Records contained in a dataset
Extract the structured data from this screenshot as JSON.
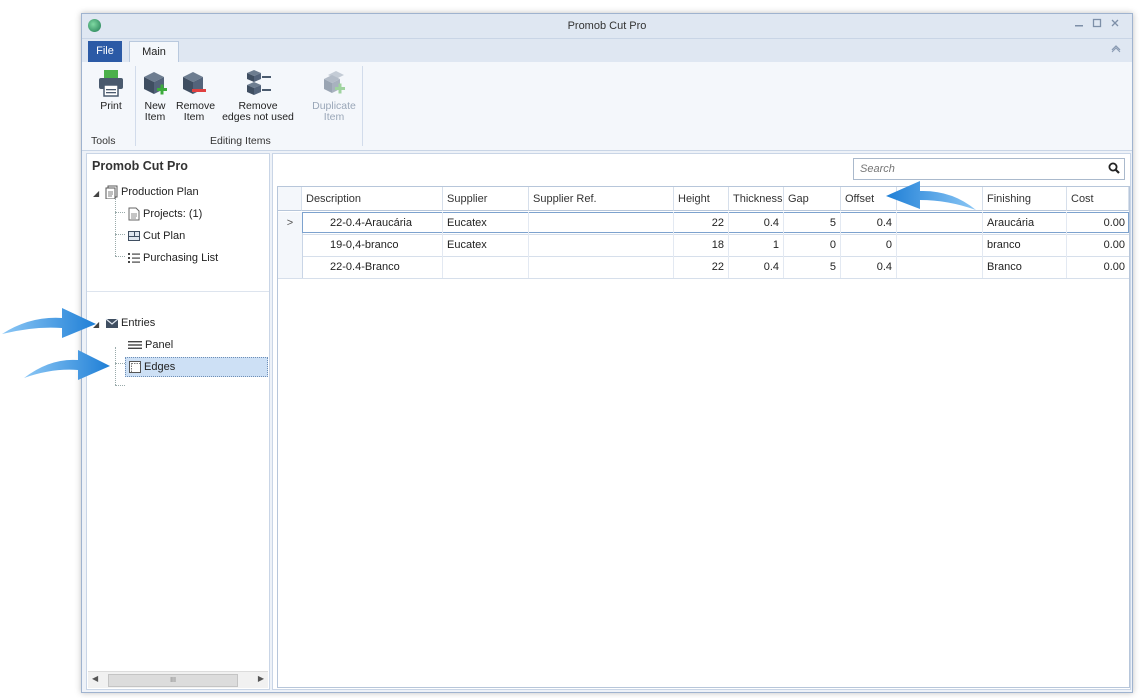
{
  "window": {
    "title": "Promob Cut Pro"
  },
  "ribbon": {
    "tabs": {
      "file": "File",
      "main": "Main"
    },
    "buttons": {
      "print": [
        "Print",
        ""
      ],
      "new_item": [
        "New",
        "Item"
      ],
      "remove_item": [
        "Remove",
        "Item"
      ],
      "remove_edges": [
        "Remove",
        "edges not used"
      ],
      "duplicate_item": [
        "Duplicate",
        "Item"
      ]
    },
    "groups": {
      "tools": "Tools",
      "editing": "Editing Items"
    }
  },
  "sidebar": {
    "title": "Promob Cut Pro",
    "tree": {
      "production_plan": "Production Plan",
      "projects": "Projects: (1)",
      "cut_plan": "Cut Plan",
      "purchasing_list": "Purchasing List",
      "entries": "Entries",
      "panel": "Panel",
      "edges": "Edges"
    },
    "scroll_thumb": "III"
  },
  "search": {
    "placeholder": "Search"
  },
  "table": {
    "columns": [
      "Description",
      "Supplier",
      "Supplier Ref.",
      "Height",
      "Thickness",
      "Gap",
      "Offset",
      "",
      "Finishing",
      "Cost"
    ],
    "row_indicator": ">",
    "rows": [
      [
        "22-0.4-Araucária",
        "Eucatex",
        "",
        "22",
        "0.4",
        "5",
        "0.4",
        "",
        "Araucária",
        "0.00"
      ],
      [
        "19-0,4-branco",
        "Eucatex",
        "",
        "18",
        "1",
        "0",
        "0",
        "",
        "branco",
        "0.00"
      ],
      [
        "22-0.4-Branco",
        "",
        "",
        "22",
        "0.4",
        "5",
        "0.4",
        "",
        "Branco",
        "0.00"
      ]
    ]
  },
  "colors": {
    "accent": "#2b5aa6",
    "arrow": "#2a8be0",
    "selection": "#cde0f5"
  }
}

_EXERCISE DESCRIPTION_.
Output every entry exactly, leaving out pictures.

_SOLUTION_.
Extract the structured data from this screenshot as JSON.
{
  "window": {
    "title": "Promob Cut Pro"
  },
  "ribbon": {
    "tabs": {
      "file": "File",
      "main": "Main"
    },
    "buttons": {
      "print": [
        "Print",
        ""
      ],
      "new_item": [
        "New",
        "Item"
      ],
      "remove_item": [
        "Remove",
        "Item"
      ],
      "remove_edges": [
        "Remove",
        "edges not used"
      ],
      "duplicate_item": [
        "Duplicate",
        "Item"
      ]
    },
    "groups": {
      "tools": "Tools",
      "editing": "Editing Items"
    }
  },
  "sidebar": {
    "title": "Promob Cut Pro",
    "tree": {
      "production_plan": "Production Plan",
      "projects": "Projects: (1)",
      "cut_plan": "Cut Plan",
      "purchasing_list": "Purchasing List",
      "entries": "Entries",
      "panel": "Panel",
      "edges": "Edges"
    },
    "scroll_thumb": "III"
  },
  "search": {
    "placeholder": "Search"
  },
  "table": {
    "columns": [
      "Description",
      "Supplier",
      "Supplier Ref.",
      "Height",
      "Thickness",
      "Gap",
      "Offset",
      "",
      "Finishing",
      "Cost"
    ],
    "row_indicator": ">",
    "rows": [
      [
        "22-0.4-Araucária",
        "Eucatex",
        "",
        "22",
        "0.4",
        "5",
        "0.4",
        "",
        "Araucária",
        "0.00"
      ],
      [
        "19-0,4-branco",
        "Eucatex",
        "",
        "18",
        "1",
        "0",
        "0",
        "",
        "branco",
        "0.00"
      ],
      [
        "22-0.4-Branco",
        "",
        "",
        "22",
        "0.4",
        "5",
        "0.4",
        "",
        "Branco",
        "0.00"
      ]
    ]
  },
  "colors": {
    "accent": "#2b5aa6",
    "arrow": "#2a8be0",
    "selection": "#cde0f5"
  }
}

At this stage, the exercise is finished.